Problem to solve: When you copy the entries, omit the images and keep every word as it is.

Given data:
-- Opening Marker --

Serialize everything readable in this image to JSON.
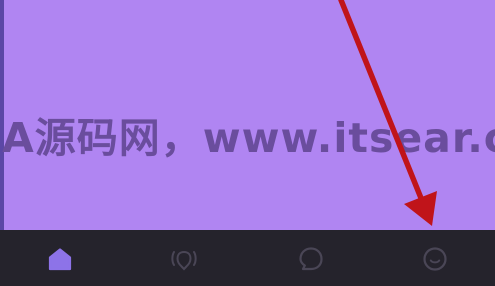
{
  "watermark": {
    "text": "A源码网，www.itsear.co"
  },
  "colors": {
    "content_bg": "#b085f2",
    "tabbar_bg": "#25232c",
    "active_icon": "#8d73e8",
    "inactive_icon": "#4a4656",
    "arrow": "#c0141a"
  },
  "tabbar": {
    "tabs": [
      {
        "icon": "home-icon",
        "active": true
      },
      {
        "icon": "broadcast-icon",
        "active": false
      },
      {
        "icon": "chat-bubble-icon",
        "active": false
      },
      {
        "icon": "face-icon",
        "active": false
      }
    ]
  },
  "annotation": {
    "icon": "red-arrow",
    "points_to": "face-icon"
  }
}
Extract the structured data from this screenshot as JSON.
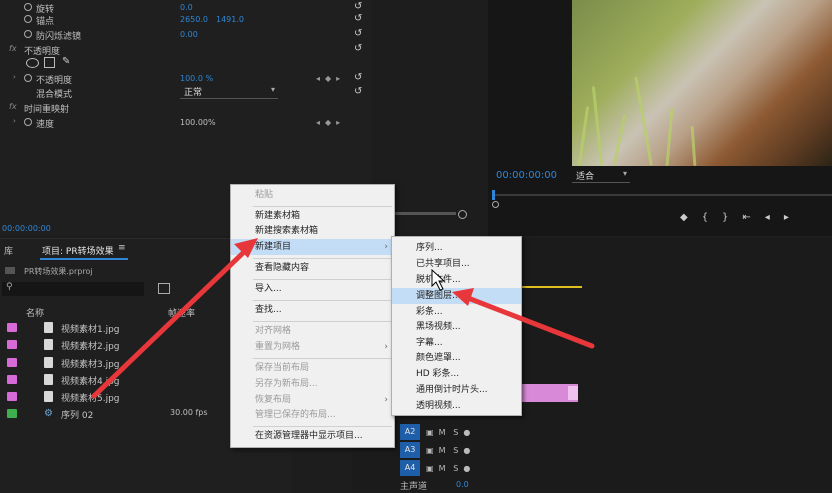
{
  "effects": {
    "rows": [
      {
        "label": "旋转",
        "value": "0.0"
      },
      {
        "label": "锚点",
        "value": "2650.0",
        "value2": "1491.0"
      },
      {
        "label": "防闪烁滤镜",
        "value": "0.00"
      },
      {
        "label": "不透明度"
      },
      {
        "label": "不透明度",
        "value": "100.0 %"
      },
      {
        "label": "混合模式",
        "value": "正常"
      },
      {
        "label": "时间重映射"
      },
      {
        "label": "速度",
        "value": "100.00%"
      }
    ],
    "timecode": "00:00:00:00"
  },
  "program": {
    "timecode": "00:00:00:00",
    "fit": "适合"
  },
  "project": {
    "tab_prefix": "库",
    "tab_label": "项目: PR转场效果",
    "tab_menu": "≡",
    "file": "PR转场效果.prproj",
    "col_name": "名称",
    "col_rate": "帧速率",
    "items": [
      {
        "name": "视频素材1.jpg",
        "color": "#d66ad6"
      },
      {
        "name": "视频素材2.jpg",
        "color": "#d66ad6"
      },
      {
        "name": "视频素材3.jpg",
        "color": "#d66ad6"
      },
      {
        "name": "视频素材4.jpg",
        "color": "#d66ad6"
      },
      {
        "name": "视频素材5.jpg",
        "color": "#d66ad6"
      },
      {
        "name": "序列 02",
        "color": "#3fae4e",
        "rate": "30.00 fps"
      }
    ]
  },
  "timeline": {
    "tracks": [
      "A2",
      "A3",
      "A4"
    ],
    "track_btns": [
      "M",
      "S"
    ],
    "master": "主声道",
    "master_val": "0.0"
  },
  "context_menu": {
    "items": [
      {
        "label": "粘贴",
        "disabled": true
      },
      {
        "label": "新建素材箱"
      },
      {
        "label": "新建搜索素材箱"
      },
      {
        "label": "新建项目",
        "highlighted": true,
        "submenu": "›"
      },
      {
        "label": "查看隐藏内容"
      },
      {
        "label": "导入..."
      },
      {
        "label": "查找..."
      },
      {
        "label": "对齐网格",
        "disabled": true
      },
      {
        "label": "重置为网格",
        "disabled": true,
        "submenu": "›"
      },
      {
        "label": "保存当前布局",
        "disabled": true
      },
      {
        "label": "另存为新布局...",
        "disabled": true
      },
      {
        "label": "恢复布局",
        "disabled": true,
        "submenu": "›"
      },
      {
        "label": "管理已保存的布局...",
        "disabled": true
      },
      {
        "label": "在资源管理器中显示项目..."
      }
    ]
  },
  "submenu": {
    "items": [
      {
        "label": "序列..."
      },
      {
        "label": "已共享项目..."
      },
      {
        "label": "脱机文件..."
      },
      {
        "label": "调整图层...",
        "highlighted": true
      },
      {
        "label": "彩条..."
      },
      {
        "label": "黑场视频..."
      },
      {
        "label": "字幕..."
      },
      {
        "label": "颜色遮罩..."
      },
      {
        "label": "HD 彩条..."
      },
      {
        "label": "通用倒计时片头..."
      },
      {
        "label": "透明视频..."
      }
    ]
  },
  "colors": {
    "accent": "#2f86d6",
    "arrow": "#e8373a",
    "highlight": "#c4ddf6"
  }
}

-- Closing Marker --

Exercise result:
Serialize everything readable in this image to JSON.
{
  "watermark": {
    "text": "A源码网，www.itsear.co"
  },
  "colors": {
    "content_bg": "#b085f2",
    "tabbar_bg": "#25232c",
    "active_icon": "#8d73e8",
    "inactive_icon": "#4a4656",
    "arrow": "#c0141a"
  },
  "tabbar": {
    "tabs": [
      {
        "icon": "home-icon",
        "active": true
      },
      {
        "icon": "broadcast-icon",
        "active": false
      },
      {
        "icon": "chat-bubble-icon",
        "active": false
      },
      {
        "icon": "face-icon",
        "active": false
      }
    ]
  },
  "annotation": {
    "icon": "red-arrow",
    "points_to": "face-icon"
  }
}
Extract the structured data from this screenshot as JSON.
{
  "effects": {
    "rows": [
      {
        "label": "旋转",
        "value": "0.0"
      },
      {
        "label": "锚点",
        "value": "2650.0",
        "value2": "1491.0"
      },
      {
        "label": "防闪烁滤镜",
        "value": "0.00"
      },
      {
        "label": "不透明度"
      },
      {
        "label": "不透明度",
        "value": "100.0 %"
      },
      {
        "label": "混合模式",
        "value": "正常"
      },
      {
        "label": "时间重映射"
      },
      {
        "label": "速度",
        "value": "100.00%"
      }
    ],
    "timecode": "00:00:00:00"
  },
  "program": {
    "timecode": "00:00:00:00",
    "fit": "适合"
  },
  "project": {
    "tab_prefix": "库",
    "tab_label": "项目: PR转场效果",
    "tab_menu": "≡",
    "file": "PR转场效果.prproj",
    "col_name": "名称",
    "col_rate": "帧速率",
    "items": [
      {
        "name": "视频素材1.jpg",
        "color": "#d66ad6"
      },
      {
        "name": "视频素材2.jpg",
        "color": "#d66ad6"
      },
      {
        "name": "视频素材3.jpg",
        "color": "#d66ad6"
      },
      {
        "name": "视频素材4.jpg",
        "color": "#d66ad6"
      },
      {
        "name": "视频素材5.jpg",
        "color": "#d66ad6"
      },
      {
        "name": "序列 02",
        "color": "#3fae4e",
        "rate": "30.00 fps"
      }
    ]
  },
  "timeline": {
    "tracks": [
      "A2",
      "A3",
      "A4"
    ],
    "track_btns": [
      "M",
      "S"
    ],
    "master": "主声道",
    "master_val": "0.0"
  },
  "context_menu": {
    "items": [
      {
        "label": "粘贴",
        "disabled": true
      },
      {
        "label": "新建素材箱"
      },
      {
        "label": "新建搜索素材箱"
      },
      {
        "label": "新建项目",
        "highlighted": true,
        "submenu": "›"
      },
      {
        "label": "查看隐藏内容"
      },
      {
        "label": "导入..."
      },
      {
        "label": "查找..."
      },
      {
        "label": "对齐网格",
        "disabled": true
      },
      {
        "label": "重置为网格",
        "disabled": true,
        "submenu": "›"
      },
      {
        "label": "保存当前布局",
        "disabled": true
      },
      {
        "label": "另存为新布局...",
        "disabled": true
      },
      {
        "label": "恢复布局",
        "disabled": true,
        "submenu": "›"
      },
      {
        "label": "管理已保存的布局...",
        "disabled": true
      },
      {
        "label": "在资源管理器中显示项目..."
      }
    ]
  },
  "submenu": {
    "items": [
      {
        "label": "序列..."
      },
      {
        "label": "已共享项目..."
      },
      {
        "label": "脱机文件..."
      },
      {
        "label": "调整图层...",
        "highlighted": true
      },
      {
        "label": "彩条..."
      },
      {
        "label": "黑场视频..."
      },
      {
        "label": "字幕..."
      },
      {
        "label": "颜色遮罩..."
      },
      {
        "label": "HD 彩条..."
      },
      {
        "label": "通用倒计时片头..."
      },
      {
        "label": "透明视频..."
      }
    ]
  },
  "colors": {
    "accent": "#2f86d6",
    "arrow": "#e8373a",
    "highlight": "#c4ddf6"
  }
}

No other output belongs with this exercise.